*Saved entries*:
Content starts

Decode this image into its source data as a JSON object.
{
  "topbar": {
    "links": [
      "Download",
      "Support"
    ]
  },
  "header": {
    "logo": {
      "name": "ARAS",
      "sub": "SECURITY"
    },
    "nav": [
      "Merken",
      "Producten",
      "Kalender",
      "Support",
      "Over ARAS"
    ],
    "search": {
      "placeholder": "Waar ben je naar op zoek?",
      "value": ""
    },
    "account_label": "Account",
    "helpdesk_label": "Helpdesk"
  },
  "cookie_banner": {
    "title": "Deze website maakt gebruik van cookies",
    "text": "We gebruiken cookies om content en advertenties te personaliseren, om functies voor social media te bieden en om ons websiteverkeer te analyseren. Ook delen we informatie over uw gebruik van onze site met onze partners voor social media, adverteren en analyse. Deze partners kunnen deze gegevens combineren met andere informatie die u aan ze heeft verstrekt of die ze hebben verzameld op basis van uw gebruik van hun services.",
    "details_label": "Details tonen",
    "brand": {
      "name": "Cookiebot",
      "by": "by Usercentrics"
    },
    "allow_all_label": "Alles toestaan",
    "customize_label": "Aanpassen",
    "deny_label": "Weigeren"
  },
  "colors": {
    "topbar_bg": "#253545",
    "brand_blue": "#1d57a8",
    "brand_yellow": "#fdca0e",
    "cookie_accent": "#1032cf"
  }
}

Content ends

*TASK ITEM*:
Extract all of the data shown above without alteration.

*ANSWER SECTION*:
Decode this image into its source data as a JSON object.
{
  "topbar": {
    "links": [
      "Download",
      "Support"
    ]
  },
  "header": {
    "logo": {
      "name": "ARAS",
      "sub": "SECURITY"
    },
    "nav": [
      "Merken",
      "Producten",
      "Kalender",
      "Support",
      "Over ARAS"
    ],
    "search": {
      "placeholder": "Waar ben je naar op zoek?",
      "value": ""
    },
    "account_label": "Account",
    "helpdesk_label": "Helpdesk"
  },
  "cookie_banner": {
    "title": "Deze website maakt gebruik van cookies",
    "text": "We gebruiken cookies om content en advertenties te personaliseren, om functies voor social media te bieden en om ons websiteverkeer te analyseren. Ook delen we informatie over uw gebruik van onze site met onze partners voor social media, adverteren en analyse. Deze partners kunnen deze gegevens combineren met andere informatie die u aan ze heeft verstrekt of die ze hebben verzameld op basis van uw gebruik van hun services.",
    "details_label": "Details tonen",
    "brand": {
      "name": "Cookiebot",
      "by": "by Usercentrics"
    },
    "allow_all_label": "Alles toestaan",
    "customize_label": "Aanpassen",
    "deny_label": "Weigeren"
  },
  "colors": {
    "topbar_bg": "#253545",
    "brand_blue": "#1d57a8",
    "brand_yellow": "#fdca0e",
    "cookie_accent": "#1032cf"
  }
}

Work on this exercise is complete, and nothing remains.